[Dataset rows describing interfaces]
╭──
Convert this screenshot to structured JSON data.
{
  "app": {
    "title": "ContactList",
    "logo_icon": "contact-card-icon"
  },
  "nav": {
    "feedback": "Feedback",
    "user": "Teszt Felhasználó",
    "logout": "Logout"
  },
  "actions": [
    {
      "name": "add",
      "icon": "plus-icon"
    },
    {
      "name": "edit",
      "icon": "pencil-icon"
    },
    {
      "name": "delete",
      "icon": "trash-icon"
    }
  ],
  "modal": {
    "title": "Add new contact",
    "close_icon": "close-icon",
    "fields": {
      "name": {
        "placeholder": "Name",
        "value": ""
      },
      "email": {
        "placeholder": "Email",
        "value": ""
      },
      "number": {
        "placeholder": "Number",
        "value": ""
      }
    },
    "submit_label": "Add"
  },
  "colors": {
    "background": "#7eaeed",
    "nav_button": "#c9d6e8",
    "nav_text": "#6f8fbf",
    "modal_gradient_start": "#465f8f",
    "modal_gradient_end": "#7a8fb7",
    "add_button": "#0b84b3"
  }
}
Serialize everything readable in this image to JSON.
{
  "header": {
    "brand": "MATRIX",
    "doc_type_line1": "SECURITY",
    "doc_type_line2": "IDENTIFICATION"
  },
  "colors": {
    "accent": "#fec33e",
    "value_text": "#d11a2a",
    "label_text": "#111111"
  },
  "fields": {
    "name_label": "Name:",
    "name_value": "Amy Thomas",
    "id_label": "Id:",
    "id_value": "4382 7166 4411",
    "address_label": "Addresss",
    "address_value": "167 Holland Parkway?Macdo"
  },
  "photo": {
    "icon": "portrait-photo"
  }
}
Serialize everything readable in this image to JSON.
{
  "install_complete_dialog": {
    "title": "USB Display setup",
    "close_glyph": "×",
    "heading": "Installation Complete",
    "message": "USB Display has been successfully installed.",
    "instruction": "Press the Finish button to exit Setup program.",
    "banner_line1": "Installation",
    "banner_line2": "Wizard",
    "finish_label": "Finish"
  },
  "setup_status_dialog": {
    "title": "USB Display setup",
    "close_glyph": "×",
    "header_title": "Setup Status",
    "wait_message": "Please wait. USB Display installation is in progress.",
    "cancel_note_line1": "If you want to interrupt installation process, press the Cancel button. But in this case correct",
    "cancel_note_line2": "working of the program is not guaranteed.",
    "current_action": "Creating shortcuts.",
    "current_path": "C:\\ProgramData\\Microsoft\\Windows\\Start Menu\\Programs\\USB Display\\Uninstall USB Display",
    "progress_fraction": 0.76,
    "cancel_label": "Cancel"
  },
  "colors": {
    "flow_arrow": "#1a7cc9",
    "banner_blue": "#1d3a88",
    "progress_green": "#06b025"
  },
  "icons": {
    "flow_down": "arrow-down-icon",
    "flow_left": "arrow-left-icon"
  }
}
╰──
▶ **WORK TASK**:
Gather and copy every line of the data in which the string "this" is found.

▶ **YOUR SOLUTION**:
Convert this screenshot to structured JSON data.
Serialize everything readable in this image to JSON.
Serialize everything readable in this image to JSON.
    "cancel_note_line1": "If you want to interrupt installation process, press the Cancel button. But in this case correct",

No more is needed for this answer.